-- Material provided follows --
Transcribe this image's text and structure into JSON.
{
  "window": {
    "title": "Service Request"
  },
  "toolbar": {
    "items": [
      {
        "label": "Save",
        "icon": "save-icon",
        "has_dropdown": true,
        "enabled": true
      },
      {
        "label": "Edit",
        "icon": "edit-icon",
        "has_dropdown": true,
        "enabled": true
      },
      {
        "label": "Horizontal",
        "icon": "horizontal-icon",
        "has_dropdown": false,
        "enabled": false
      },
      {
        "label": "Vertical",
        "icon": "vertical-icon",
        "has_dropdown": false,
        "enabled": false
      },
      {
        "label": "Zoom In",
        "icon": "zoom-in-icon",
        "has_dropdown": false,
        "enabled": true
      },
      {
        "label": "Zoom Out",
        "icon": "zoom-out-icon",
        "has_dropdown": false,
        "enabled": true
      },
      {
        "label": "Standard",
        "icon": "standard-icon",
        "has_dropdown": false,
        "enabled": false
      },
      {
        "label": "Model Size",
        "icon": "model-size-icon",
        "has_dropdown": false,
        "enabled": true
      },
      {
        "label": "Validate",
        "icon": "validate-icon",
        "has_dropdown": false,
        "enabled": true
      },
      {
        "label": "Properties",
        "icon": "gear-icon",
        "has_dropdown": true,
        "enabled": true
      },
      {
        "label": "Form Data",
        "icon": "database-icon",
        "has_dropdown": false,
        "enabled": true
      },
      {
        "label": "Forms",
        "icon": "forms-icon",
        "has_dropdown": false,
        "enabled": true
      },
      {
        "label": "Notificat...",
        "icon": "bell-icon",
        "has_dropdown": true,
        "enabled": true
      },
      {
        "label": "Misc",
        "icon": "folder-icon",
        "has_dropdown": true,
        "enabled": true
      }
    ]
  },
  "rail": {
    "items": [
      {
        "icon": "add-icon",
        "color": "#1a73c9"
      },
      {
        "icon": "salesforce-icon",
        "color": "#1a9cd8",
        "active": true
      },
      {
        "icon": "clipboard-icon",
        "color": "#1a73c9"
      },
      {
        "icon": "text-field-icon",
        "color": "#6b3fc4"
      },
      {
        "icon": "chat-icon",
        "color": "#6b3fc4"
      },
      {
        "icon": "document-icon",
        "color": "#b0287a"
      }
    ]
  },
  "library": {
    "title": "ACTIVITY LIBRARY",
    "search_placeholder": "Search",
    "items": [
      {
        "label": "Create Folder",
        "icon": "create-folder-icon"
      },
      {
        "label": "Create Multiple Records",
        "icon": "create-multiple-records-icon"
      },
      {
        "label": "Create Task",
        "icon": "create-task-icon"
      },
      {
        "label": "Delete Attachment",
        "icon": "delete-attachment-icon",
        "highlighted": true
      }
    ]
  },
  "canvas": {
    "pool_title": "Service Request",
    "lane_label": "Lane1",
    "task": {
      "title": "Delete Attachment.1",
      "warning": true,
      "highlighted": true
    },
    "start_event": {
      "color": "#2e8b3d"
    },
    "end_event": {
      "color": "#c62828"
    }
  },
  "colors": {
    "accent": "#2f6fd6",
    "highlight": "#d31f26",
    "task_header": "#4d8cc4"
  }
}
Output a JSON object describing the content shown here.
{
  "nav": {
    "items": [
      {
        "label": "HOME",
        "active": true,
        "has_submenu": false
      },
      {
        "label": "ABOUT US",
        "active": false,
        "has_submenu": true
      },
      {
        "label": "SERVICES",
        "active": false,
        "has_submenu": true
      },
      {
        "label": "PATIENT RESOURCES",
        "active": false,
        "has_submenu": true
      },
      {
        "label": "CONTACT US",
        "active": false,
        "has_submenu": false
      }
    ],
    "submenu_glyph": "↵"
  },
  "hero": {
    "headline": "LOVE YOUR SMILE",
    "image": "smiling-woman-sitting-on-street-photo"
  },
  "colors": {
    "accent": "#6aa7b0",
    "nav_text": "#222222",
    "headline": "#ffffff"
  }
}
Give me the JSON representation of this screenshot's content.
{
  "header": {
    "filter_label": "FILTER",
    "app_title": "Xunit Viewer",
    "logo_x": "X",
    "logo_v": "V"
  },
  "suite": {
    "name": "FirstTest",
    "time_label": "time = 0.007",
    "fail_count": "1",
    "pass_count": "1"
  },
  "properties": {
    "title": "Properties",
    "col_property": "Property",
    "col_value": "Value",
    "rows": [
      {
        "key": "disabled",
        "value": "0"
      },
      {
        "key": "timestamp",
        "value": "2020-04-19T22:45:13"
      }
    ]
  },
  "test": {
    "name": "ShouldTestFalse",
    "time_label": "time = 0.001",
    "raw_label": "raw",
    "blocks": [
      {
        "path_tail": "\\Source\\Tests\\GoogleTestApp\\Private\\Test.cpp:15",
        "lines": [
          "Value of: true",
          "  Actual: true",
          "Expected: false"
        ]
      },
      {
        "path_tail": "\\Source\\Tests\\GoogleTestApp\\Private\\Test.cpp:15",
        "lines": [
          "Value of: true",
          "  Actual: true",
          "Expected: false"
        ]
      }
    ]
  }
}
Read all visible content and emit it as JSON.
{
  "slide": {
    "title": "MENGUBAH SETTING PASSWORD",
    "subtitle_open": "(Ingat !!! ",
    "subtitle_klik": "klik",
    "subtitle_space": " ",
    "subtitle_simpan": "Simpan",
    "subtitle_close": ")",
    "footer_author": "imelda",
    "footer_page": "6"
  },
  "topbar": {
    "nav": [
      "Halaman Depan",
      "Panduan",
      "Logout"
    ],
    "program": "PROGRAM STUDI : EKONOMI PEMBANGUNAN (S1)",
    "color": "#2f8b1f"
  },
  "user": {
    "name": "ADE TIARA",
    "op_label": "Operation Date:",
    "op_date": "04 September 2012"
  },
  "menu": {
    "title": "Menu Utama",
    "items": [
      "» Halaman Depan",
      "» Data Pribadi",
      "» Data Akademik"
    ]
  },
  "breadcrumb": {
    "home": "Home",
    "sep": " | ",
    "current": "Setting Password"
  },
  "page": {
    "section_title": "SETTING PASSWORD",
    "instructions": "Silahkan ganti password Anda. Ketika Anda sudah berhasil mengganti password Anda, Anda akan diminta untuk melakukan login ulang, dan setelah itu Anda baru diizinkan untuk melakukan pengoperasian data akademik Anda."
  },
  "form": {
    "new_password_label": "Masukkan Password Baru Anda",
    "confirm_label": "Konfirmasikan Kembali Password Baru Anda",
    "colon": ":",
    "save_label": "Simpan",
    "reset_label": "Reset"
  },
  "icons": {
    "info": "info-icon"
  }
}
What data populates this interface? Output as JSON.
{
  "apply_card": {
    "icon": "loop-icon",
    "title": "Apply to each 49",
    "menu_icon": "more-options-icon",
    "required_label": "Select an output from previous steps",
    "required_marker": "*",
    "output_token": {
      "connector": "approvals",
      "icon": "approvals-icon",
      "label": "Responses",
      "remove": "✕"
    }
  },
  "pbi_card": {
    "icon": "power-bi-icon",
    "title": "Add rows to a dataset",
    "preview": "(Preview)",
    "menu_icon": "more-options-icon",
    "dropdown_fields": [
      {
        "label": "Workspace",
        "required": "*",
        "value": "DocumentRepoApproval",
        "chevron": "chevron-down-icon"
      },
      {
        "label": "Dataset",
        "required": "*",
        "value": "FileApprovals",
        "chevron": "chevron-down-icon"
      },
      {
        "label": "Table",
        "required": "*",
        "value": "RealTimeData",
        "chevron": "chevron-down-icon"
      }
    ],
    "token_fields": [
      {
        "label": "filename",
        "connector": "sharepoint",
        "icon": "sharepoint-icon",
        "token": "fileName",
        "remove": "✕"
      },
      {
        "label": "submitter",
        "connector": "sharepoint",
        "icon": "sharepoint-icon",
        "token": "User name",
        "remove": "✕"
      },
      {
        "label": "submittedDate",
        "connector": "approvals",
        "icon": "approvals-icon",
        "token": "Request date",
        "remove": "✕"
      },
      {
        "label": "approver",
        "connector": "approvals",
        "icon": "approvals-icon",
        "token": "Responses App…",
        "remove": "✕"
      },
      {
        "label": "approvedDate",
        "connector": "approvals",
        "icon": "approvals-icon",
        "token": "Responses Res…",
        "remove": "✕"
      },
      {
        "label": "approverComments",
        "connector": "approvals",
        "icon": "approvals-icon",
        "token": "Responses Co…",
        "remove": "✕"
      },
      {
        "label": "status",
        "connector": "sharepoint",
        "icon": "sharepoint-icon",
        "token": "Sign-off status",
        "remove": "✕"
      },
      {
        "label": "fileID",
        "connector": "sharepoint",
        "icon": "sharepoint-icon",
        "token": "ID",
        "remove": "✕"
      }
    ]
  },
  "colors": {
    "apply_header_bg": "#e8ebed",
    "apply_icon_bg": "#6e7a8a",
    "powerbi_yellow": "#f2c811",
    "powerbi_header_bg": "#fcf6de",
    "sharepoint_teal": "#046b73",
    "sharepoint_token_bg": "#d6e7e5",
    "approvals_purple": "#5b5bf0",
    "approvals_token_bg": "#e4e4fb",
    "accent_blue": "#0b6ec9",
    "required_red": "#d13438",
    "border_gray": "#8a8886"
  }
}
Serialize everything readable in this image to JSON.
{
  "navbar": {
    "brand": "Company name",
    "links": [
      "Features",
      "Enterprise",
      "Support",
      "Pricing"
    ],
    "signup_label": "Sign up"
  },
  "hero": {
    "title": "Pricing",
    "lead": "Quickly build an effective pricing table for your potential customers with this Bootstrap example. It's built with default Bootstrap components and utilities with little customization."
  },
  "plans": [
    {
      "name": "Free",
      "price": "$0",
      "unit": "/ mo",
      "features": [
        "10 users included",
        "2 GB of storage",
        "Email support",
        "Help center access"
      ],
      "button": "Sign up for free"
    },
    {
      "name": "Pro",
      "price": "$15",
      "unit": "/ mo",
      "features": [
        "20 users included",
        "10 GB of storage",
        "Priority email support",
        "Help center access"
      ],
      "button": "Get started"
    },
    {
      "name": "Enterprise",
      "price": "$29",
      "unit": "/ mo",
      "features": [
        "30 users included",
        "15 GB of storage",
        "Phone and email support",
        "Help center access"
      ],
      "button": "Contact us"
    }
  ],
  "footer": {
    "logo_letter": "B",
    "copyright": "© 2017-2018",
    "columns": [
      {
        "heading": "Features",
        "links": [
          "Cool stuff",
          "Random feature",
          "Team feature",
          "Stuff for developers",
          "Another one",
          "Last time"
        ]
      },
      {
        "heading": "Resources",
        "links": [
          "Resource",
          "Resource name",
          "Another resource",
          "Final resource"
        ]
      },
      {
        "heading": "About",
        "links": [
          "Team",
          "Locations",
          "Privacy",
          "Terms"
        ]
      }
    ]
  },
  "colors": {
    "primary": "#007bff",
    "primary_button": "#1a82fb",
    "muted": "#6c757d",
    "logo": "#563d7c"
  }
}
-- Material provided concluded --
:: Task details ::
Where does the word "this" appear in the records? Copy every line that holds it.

:: Response area ::
Transcribe this image's text and structure into JSON.
Give me the JSON representation of this screenshot's content.
What data populates this interface? Output as JSON.
Serialize everything readable in this image to JSON.
    "lead": "Quickly build an effective pricing table for your potential customers with this Bootstrap example. It's built with default Bootstrap components and utilities with little customization."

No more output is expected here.